However, she was not always that way. Daw, who identifies as transgender, says that the first time she came to The Freedom Story, “I was so shy. I was not confident and I couldn’t talk to anyone. I didn’t know what to say.”
What Held Her Back
Despite a surface level of acceptance for LGBTQ people, discrimination and bias against those who identify as LGBTQ remains. They can be limited in the types of jobs they acquire, they may be restricted from leadership opportunities, and are often alienated and or even abused. These biases, combined with poverty, can make a student like Daw vulnerable to trafficking and exploitation.
How Acceptance Affected Her
However, at The Freedom Story, our staff treat all of our students the same and accept them for who they are. Daw gradually became more involved in activities at the resource centers, and says that after spending time being mentored by staff and volunteers, and having good relationships, she began to feel more confident. “I realized we have to be open hearted, and that made me more confident, it made the true things in me come out,” she says.
Daw has been on the Youth Partnership Program (YPP) leadership team for the past four years and this year has worked with The Freedom Story staff to deliver our 3-3-5 program, which uses play and role-playing to help young students learn about protecting themselves from sexual abuse and what their rights are to body privacy.
When Daw teaches the students, she focuses on engaging them so that, “at the very least, they can learn something new. If they go and use it in their lives, if they tell other people about it, that is something very good for them.” She was among the seven teen leaders who lead outreach at a local village last year, teaching over sixty local students about their human rights. For Daw, teaching 3-3-5 benefits both the younger students and herself.

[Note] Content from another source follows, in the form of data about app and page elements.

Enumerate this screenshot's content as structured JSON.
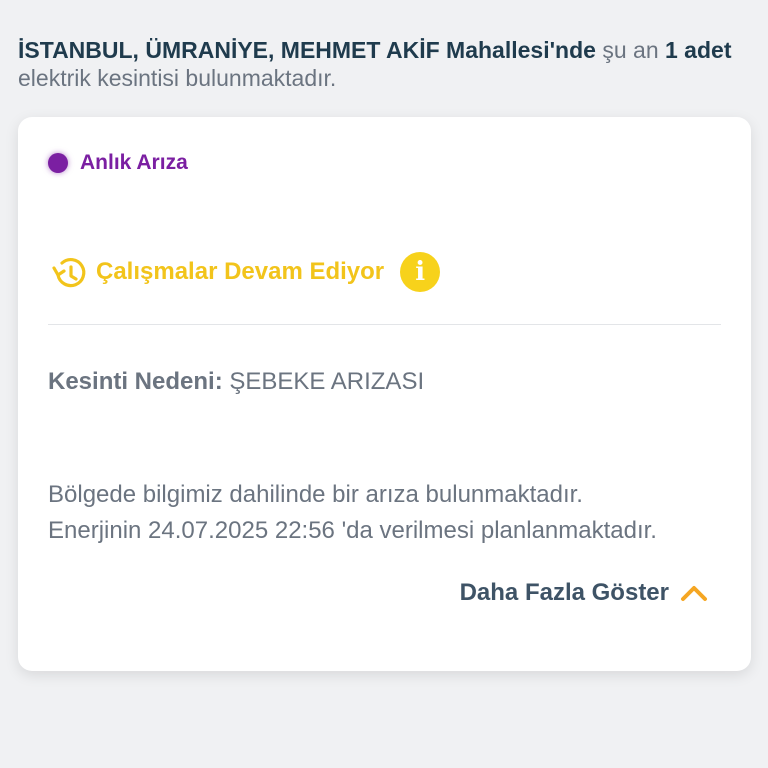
{
  "headline": {
    "location": "İSTANBUL, ÜMRANİYE, MEHMET AKİF Mahallesi'nde",
    "prefix_after_location": " şu an ",
    "count": "1 adet",
    "suffix": " elektrik kesintisi bulunmaktadır."
  },
  "card": {
    "status_label": "Anlık Arıza",
    "status_color": "#7b1fa2",
    "work_label": "Çalışmalar Devam Ediyor",
    "work_color": "#f2c41b",
    "info_icon_glyph": "i",
    "reason_key": "Kesinti Nedeni:",
    "reason_value": "ŞEBEKE ARIZASI",
    "description_line1": "Bölgede bilgimiz dahilinde bir arıza bulunmaktadır.",
    "description_line2": "Enerjinin 24.07.2025 22:56 'da verilmesi planlanmaktadır.",
    "more_label": "Daha Fazla Göster",
    "accent_color": "#f5a623"
  },
  "icons": {
    "status": "status-dot-icon",
    "work": "clock-refresh-icon",
    "info": "info-icon",
    "more": "chevron-up-icon"
  }
}
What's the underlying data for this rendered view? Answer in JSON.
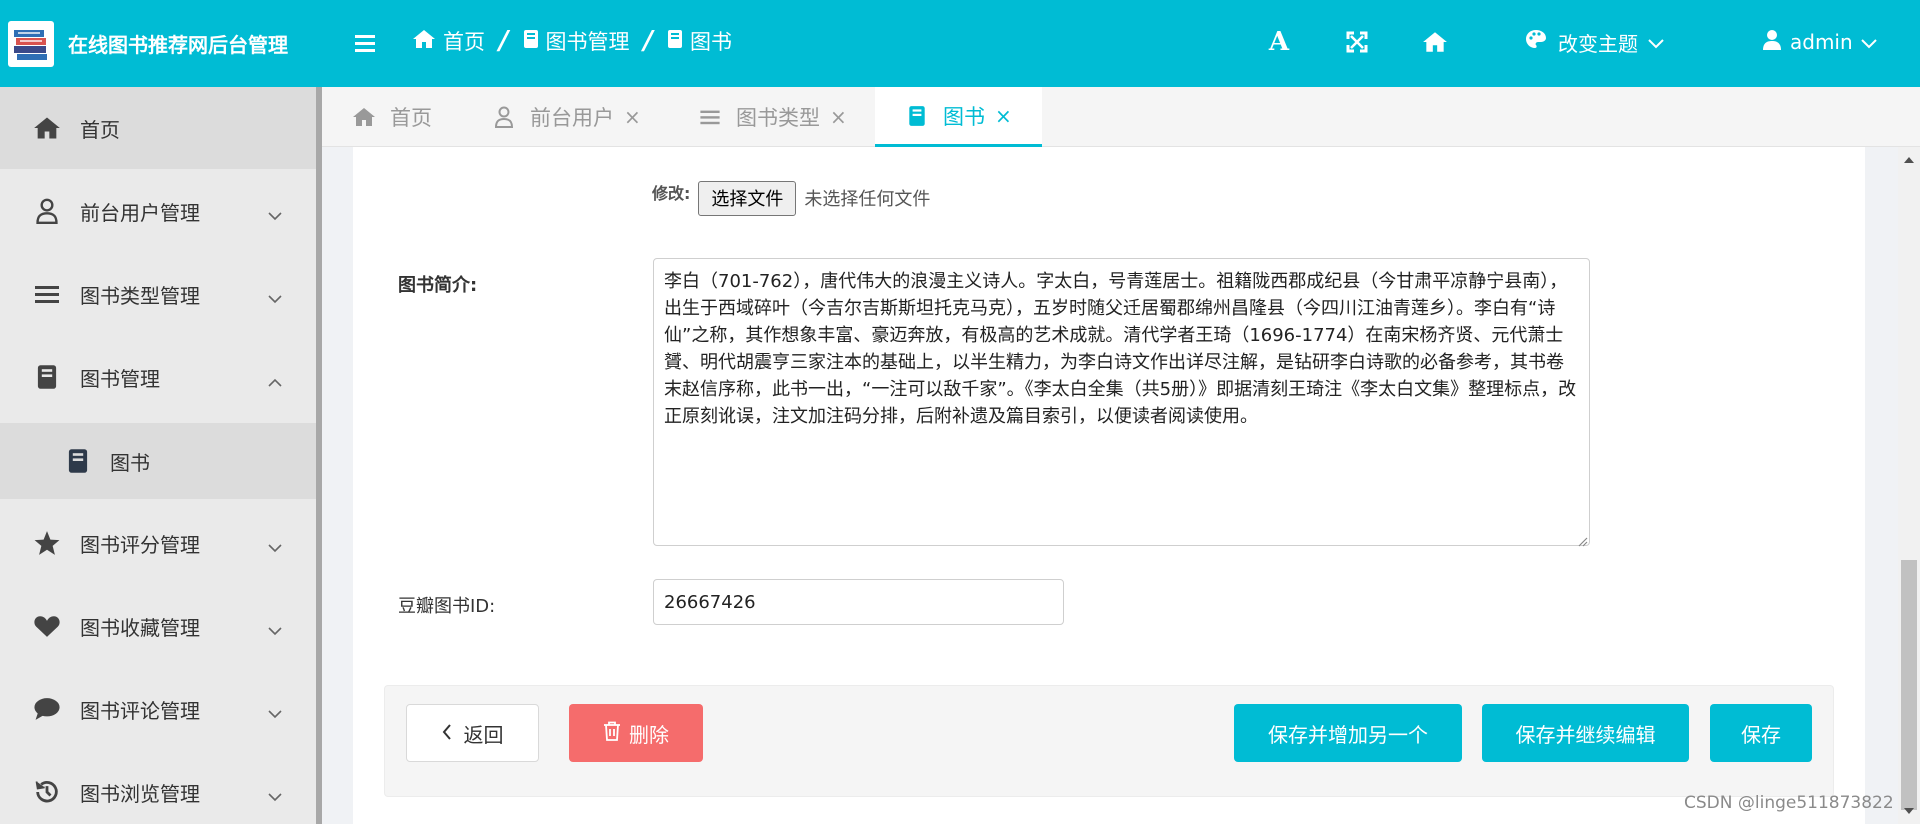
{
  "brand": {
    "title": "在线图书推荐网后台管理"
  },
  "header": {
    "breadcrumb": [
      "首页",
      "图书管理",
      "图书"
    ],
    "breadcrumb_sep": "/",
    "font_tool": "A",
    "theme_label": "改变主题",
    "user_label": "admin"
  },
  "sidebar": {
    "items": [
      {
        "label": "首页",
        "icon": "home-icon"
      },
      {
        "label": "前台用户管理",
        "icon": "user-icon"
      },
      {
        "label": "图书类型管理",
        "icon": "list-icon"
      },
      {
        "label": "图书管理",
        "icon": "book-icon"
      },
      {
        "label": "图书",
        "icon": "book-icon"
      },
      {
        "label": "图书评分管理",
        "icon": "star-icon"
      },
      {
        "label": "图书收藏管理",
        "icon": "heart-icon"
      },
      {
        "label": "图书评论管理",
        "icon": "comment-icon"
      },
      {
        "label": "图书浏览管理",
        "icon": "history-icon"
      }
    ]
  },
  "tabs": [
    {
      "label": "首页",
      "icon": "home-icon"
    },
    {
      "label": "前台用户",
      "icon": "user-icon",
      "close": "×"
    },
    {
      "label": "图书类型",
      "icon": "list-icon",
      "close": "×"
    },
    {
      "label": "图书",
      "icon": "book-icon",
      "close": "×",
      "active": true
    }
  ],
  "form": {
    "modify_label": "修改:",
    "file_button": "选择文件",
    "file_none": "未选择任何文件",
    "intro_label": "图书简介:",
    "intro_value": "李白（701-762），唐代伟大的浪漫主义诗人。字太白，号青莲居士。祖籍陇西郡成纪县（今甘肃平凉静宁县南），出生于西域碎叶（今吉尔吉斯斯坦托克马克），五岁时随父迁居蜀郡绵州昌隆县（今四川江油青莲乡）。李白有“诗仙”之称，其作想象丰富、豪迈奔放，有极高的艺术成就。清代学者王琦（1696-1774）在南宋杨齐贤、元代萧士贇、明代胡震亨三家注本的基础上，以半生精力，为李白诗文作出详尽注解，是钻研李白诗歌的必备参考，其书卷末赵信序称，此书一出，“一注可以敌千家”。《李太白全集（共5册）》即据清刻王琦注《李太白文集》整理标点，改正原刻讹误，注文加注码分排，后附补遗及篇目索引，以便读者阅读使用。",
    "douban_label": "豆瓣图书ID:",
    "douban_value": "26667426"
  },
  "actions": {
    "back": "返回",
    "delete": "删除",
    "save_add": "保存并增加另一个",
    "save_edit": "保存并继续编辑",
    "save": "保存"
  },
  "watermark": "CSDN @linge511873822",
  "colors": {
    "accent": "#00bcd4",
    "danger": "#f56c6c",
    "sidebar_bg": "#eaeaea"
  }
}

Due to the leadership skills and confidence gained through the Leadership Development Program and through mentorship at The Freedom Story, Daw was appointed to be the student chairman at her school two years in a row. Beyond that, she was also selected to be a representative on the district and provincial-wide student councils. This is a huge opportunity for any student, particularly one like her, who identifies as LGBTQ. Her confidence and bravery in taking on these leadership positions are a testament to how much she has developed over time.
How Love Radiates Outward
When asked about her goals for the future, Daw smiles and says she’d like to be a social worker. “Going into the community, to help the younger students, to meet with parents and guardians, I like this kind of thing, giving them knowledge and information, it makes me happy,” she adds.
There are only two social work University programs in Thailand. The closest one is about three and a half hours away. This will be a transition for Daw, but with the support of The Freedom Story it will be a great opportunity for her to pursue her dream. Luckily for her, The Freedom Story has also recently hired a social worker who can share her experience in living and working far from home with her.
Thank you for your support for The Freedom Story in our partnership with ODW. With your support, we can continue to provide support, mentorship, leadership development and human rights programming for students like Daw.
*Name changed to protect privacy.
If you want to help marginalized children like Daw, all you have to do is invest in our prevention programs–a powerful tool for you to help Daw and her peers with the best chance they have to protect themselves from exploitation. Donate through One Day’s Wages and help us reach our goal of $50,000, which goes straight to helping kids like Daw live a life free from trafficking and exploitation!